I am not saying that I have any real answers. I'm still sometimes overwhelmed, confused, scared, sad. I'm still not sure how to write a dissertation. And I am not saying that my father died so that I could learn something or so that I could write better papers, but rather that the only way for me to survive the rush of emotion that flooded me in the wake of my father's death was to allow it to flow into my work. The texts I read were written by humans for other humans. I am, after all, in the humanities, and admitting that I was a human with all of my faults and feelings was a relief. Pretending to a kind of objectivity which I simply cannot (and don't really want to) have is neither honest nor productive. It's scary to admit my emotional connection to my work, but it feels right, too. It is not necessarily narcissistic to focus on one's own experiences. It may be self-centered to wallow indefinitely (though a little wallowing can be quite helpful), but I think that bringing personal emotions and experiences and traumas into a larger conversation is quite the opposite. It's a way that we can all connect and gain a greater understanding. We can't say that people or literature were just the same in the Middle Ages as they are now. We can't say that people around the world or even in our own neighborhoods experience anything in the same way as we do. Grief is particular, to be sure. Neither can traumas be compared. One child experiences war or genocide while another loses a beloved family pet. No, these situations cannot be equated. Yet anyone who has experienced heartache of any kind, from a first break-up to the death of a parent, has a share in human suffering. Such heartaches are soul-crushing, and yet they contain within them a gift: human empathy. All grief is different, and yet those who have experienced any grief can understand the depth of human emotion and therefore feel for others who suffer. Not everyone can accept this gift. Some turn inward and never look back out. Nor does this gift bring any final answers. But there's a beauty in caring for others.
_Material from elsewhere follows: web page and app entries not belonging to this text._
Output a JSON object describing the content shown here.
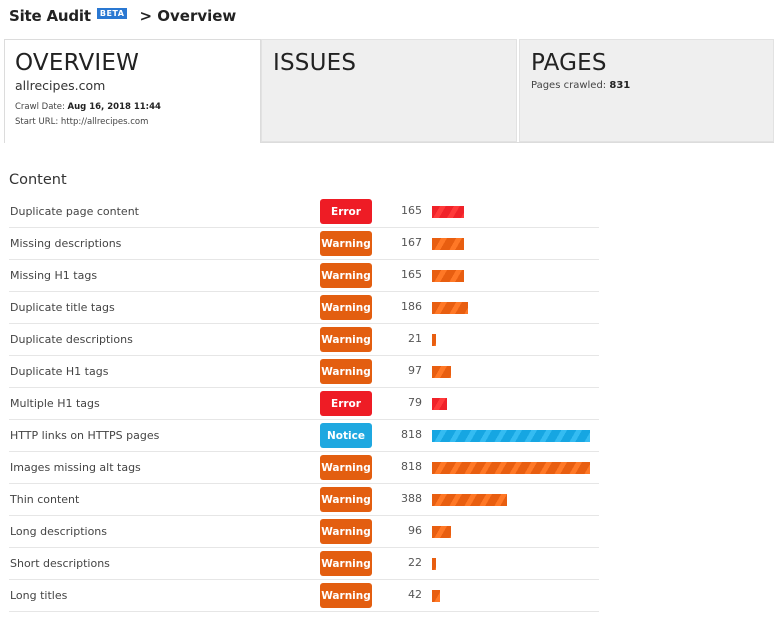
{
  "header": {
    "title": "Site Audit",
    "beta_badge": "BETA",
    "breadcrumb": "> Overview"
  },
  "cards": {
    "overview": {
      "title": "OVERVIEW",
      "domain": "allrecipes.com",
      "crawl_date_label": "Crawl Date:",
      "crawl_date_value": "Aug 16, 2018 11:44",
      "start_url_label": "Start URL:",
      "start_url_value": "http://allrecipes.com"
    },
    "issues": {
      "title": "ISSUES"
    },
    "pages": {
      "title": "PAGES",
      "pages_crawled_label": "Pages crawled:",
      "pages_crawled_value": "831"
    }
  },
  "content": {
    "section_title": "Content",
    "bar_scale_max": 818,
    "colors": {
      "error": "#ee1c25",
      "warning": "#e35e10",
      "notice": "#1fa8e0"
    },
    "rows": [
      {
        "label": "Duplicate page content",
        "severity": "error",
        "badge": "Error",
        "count": 165
      },
      {
        "label": "Missing descriptions",
        "severity": "warning",
        "badge": "Warning",
        "count": 167
      },
      {
        "label": "Missing H1 tags",
        "severity": "warning",
        "badge": "Warning",
        "count": 165
      },
      {
        "label": "Duplicate title tags",
        "severity": "warning",
        "badge": "Warning",
        "count": 186
      },
      {
        "label": "Duplicate descriptions",
        "severity": "warning",
        "badge": "Warning",
        "count": 21
      },
      {
        "label": "Duplicate H1 tags",
        "severity": "warning",
        "badge": "Warning",
        "count": 97
      },
      {
        "label": "Multiple H1 tags",
        "severity": "error",
        "badge": "Error",
        "count": 79
      },
      {
        "label": "HTTP links on HTTPS pages",
        "severity": "notice",
        "badge": "Notice",
        "count": 818
      },
      {
        "label": "Images missing alt tags",
        "severity": "warning",
        "badge": "Warning",
        "count": 818
      },
      {
        "label": "Thin content",
        "severity": "warning",
        "badge": "Warning",
        "count": 388
      },
      {
        "label": "Long descriptions",
        "severity": "warning",
        "badge": "Warning",
        "count": 96
      },
      {
        "label": "Short descriptions",
        "severity": "warning",
        "badge": "Warning",
        "count": 22
      },
      {
        "label": "Long titles",
        "severity": "warning",
        "badge": "Warning",
        "count": 42
      }
    ]
  }
}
There's a beauty in bringing our own human vulnerabilities and offering them up to others and accepting their vulnerabilities in return. There's a beauty in caring about one's work enough to let it be emotional, imperfect, human.